In 2004, Fraser Sails sold the D4 technology to Dimension-Polyant in a multi million dollar deal. At the same time, to meet contractual obligations and avoid conflicts of interest, Fraser and Stephens sold their interests in Doyle Fraser Sailmakers and joined Dimension Polyant.

As part of the technology transfer, they helped set up a new D4 plant in Germany with its first yarn laying and laminating equipment sourced from Australia.

The German plant now produces D4 mainly for Europe while the Australian plant continues to manufacture a large part of the total world production.

Bob Fraser has now left the business but Brad Stephens remains as managing director of Dimension Polyant Membranes Pty Ltd.

For further information contact 02 4340 5083

Photography Andrea Francolini
COPYRIGHT 2006 National Publications
No portion of this article can be reproduced without the express written permission from the copyright holder.
Copyright 2006 Gale, Cengage Learning. All rights reserved.

Article Details
Printer friendly Cite/link Email Feedback
Title Annotation:Sails Technology; Dimension-Polyant
Author:Herbert, Adrian
Publication:Offshore Yachting
Geographic Code:8AUST
Date:Oct 1, 2006
Previous Article:Composite construction: composite construction is now widely used for yacht hulls. Some basic knowledge of the subject is essential for boat buyers...
Next Article:The spying game: despite rule and competition changes intended to limit its significance, spying remains an essential part of America's Cup...

Related Articles
Are you ready for carbon-fibre sails?
Sail and rig revolution: sails and rigs have gone through an amazing process of evolution in recent years and the process shows no sign of slowing.
Cutting edge sails: Doyle Sailmakers is the new name for one of Australia s most innovative sailmaking businesses.

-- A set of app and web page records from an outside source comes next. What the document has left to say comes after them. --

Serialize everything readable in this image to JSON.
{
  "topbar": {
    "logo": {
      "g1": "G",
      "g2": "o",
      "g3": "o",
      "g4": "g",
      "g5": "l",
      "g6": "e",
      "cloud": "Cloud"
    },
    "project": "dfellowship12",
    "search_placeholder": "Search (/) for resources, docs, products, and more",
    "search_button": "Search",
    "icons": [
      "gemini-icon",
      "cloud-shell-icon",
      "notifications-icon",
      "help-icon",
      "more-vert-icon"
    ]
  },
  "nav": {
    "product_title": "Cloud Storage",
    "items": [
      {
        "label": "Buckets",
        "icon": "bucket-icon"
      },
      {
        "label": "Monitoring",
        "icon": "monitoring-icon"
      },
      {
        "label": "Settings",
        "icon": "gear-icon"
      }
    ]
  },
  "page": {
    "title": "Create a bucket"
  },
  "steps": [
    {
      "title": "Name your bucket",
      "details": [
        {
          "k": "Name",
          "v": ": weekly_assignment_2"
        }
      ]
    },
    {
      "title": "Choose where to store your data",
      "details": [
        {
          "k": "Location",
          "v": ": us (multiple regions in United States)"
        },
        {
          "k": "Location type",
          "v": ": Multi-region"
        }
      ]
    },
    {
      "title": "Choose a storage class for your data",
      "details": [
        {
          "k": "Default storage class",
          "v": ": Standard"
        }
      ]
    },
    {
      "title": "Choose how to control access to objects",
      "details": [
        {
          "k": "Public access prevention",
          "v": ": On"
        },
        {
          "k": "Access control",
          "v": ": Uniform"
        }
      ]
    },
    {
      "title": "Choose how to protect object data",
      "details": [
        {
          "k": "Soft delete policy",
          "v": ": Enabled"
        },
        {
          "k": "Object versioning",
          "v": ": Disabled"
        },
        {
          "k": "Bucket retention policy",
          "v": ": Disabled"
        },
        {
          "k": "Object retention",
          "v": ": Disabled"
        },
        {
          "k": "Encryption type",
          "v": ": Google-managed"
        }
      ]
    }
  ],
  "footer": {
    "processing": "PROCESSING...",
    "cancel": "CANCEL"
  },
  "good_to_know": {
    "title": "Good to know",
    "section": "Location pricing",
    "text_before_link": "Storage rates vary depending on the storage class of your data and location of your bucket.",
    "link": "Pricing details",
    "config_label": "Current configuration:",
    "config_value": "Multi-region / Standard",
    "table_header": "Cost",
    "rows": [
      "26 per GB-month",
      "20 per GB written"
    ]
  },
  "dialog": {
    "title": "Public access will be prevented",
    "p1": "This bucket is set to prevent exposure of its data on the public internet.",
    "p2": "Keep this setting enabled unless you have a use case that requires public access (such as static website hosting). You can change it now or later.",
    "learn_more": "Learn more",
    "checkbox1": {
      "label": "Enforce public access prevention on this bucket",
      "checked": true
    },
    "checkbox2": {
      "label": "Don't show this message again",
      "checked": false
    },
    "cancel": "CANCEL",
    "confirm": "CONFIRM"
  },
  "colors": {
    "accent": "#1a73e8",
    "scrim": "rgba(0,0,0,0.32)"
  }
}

Terms of use | Privacy policy | Copyright © 2021 Farlex, Inc. | Feedback | For webmasters |